*** Opening PROVIDED ENTRIES ***
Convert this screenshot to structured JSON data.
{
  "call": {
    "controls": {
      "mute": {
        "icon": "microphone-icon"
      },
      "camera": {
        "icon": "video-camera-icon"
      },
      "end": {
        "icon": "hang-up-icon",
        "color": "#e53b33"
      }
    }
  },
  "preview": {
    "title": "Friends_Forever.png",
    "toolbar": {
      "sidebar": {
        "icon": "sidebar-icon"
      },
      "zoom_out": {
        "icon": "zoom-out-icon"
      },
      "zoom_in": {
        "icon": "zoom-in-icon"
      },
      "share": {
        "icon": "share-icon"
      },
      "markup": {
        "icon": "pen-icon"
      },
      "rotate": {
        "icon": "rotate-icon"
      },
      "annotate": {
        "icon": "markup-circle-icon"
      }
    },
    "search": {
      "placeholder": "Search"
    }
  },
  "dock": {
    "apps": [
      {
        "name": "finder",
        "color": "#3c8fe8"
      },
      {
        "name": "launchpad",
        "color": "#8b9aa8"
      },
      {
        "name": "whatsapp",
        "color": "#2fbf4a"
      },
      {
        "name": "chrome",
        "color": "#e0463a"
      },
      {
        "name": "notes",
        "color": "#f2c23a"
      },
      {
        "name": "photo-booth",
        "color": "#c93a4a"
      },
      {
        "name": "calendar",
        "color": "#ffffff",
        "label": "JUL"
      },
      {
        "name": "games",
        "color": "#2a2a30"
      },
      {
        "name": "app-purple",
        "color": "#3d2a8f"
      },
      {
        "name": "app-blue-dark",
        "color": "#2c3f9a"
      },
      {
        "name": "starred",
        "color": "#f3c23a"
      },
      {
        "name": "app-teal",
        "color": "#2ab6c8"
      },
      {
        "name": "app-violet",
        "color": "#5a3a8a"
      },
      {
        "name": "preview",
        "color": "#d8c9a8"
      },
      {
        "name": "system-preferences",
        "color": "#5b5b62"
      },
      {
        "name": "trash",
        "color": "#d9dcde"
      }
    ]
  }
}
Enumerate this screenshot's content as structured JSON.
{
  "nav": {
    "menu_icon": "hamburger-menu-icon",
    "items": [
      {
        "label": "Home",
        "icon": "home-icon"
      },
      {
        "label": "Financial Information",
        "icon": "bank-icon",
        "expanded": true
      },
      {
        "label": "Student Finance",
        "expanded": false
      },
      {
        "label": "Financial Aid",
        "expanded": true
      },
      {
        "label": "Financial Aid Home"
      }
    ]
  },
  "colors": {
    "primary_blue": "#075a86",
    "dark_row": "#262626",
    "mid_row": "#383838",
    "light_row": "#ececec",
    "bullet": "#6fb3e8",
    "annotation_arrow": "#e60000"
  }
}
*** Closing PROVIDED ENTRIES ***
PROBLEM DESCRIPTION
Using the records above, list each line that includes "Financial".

TASK ANSWER
        "label": "Financial Information",
        "label": "Financial Aid",
        "label": "Financial Aid Home"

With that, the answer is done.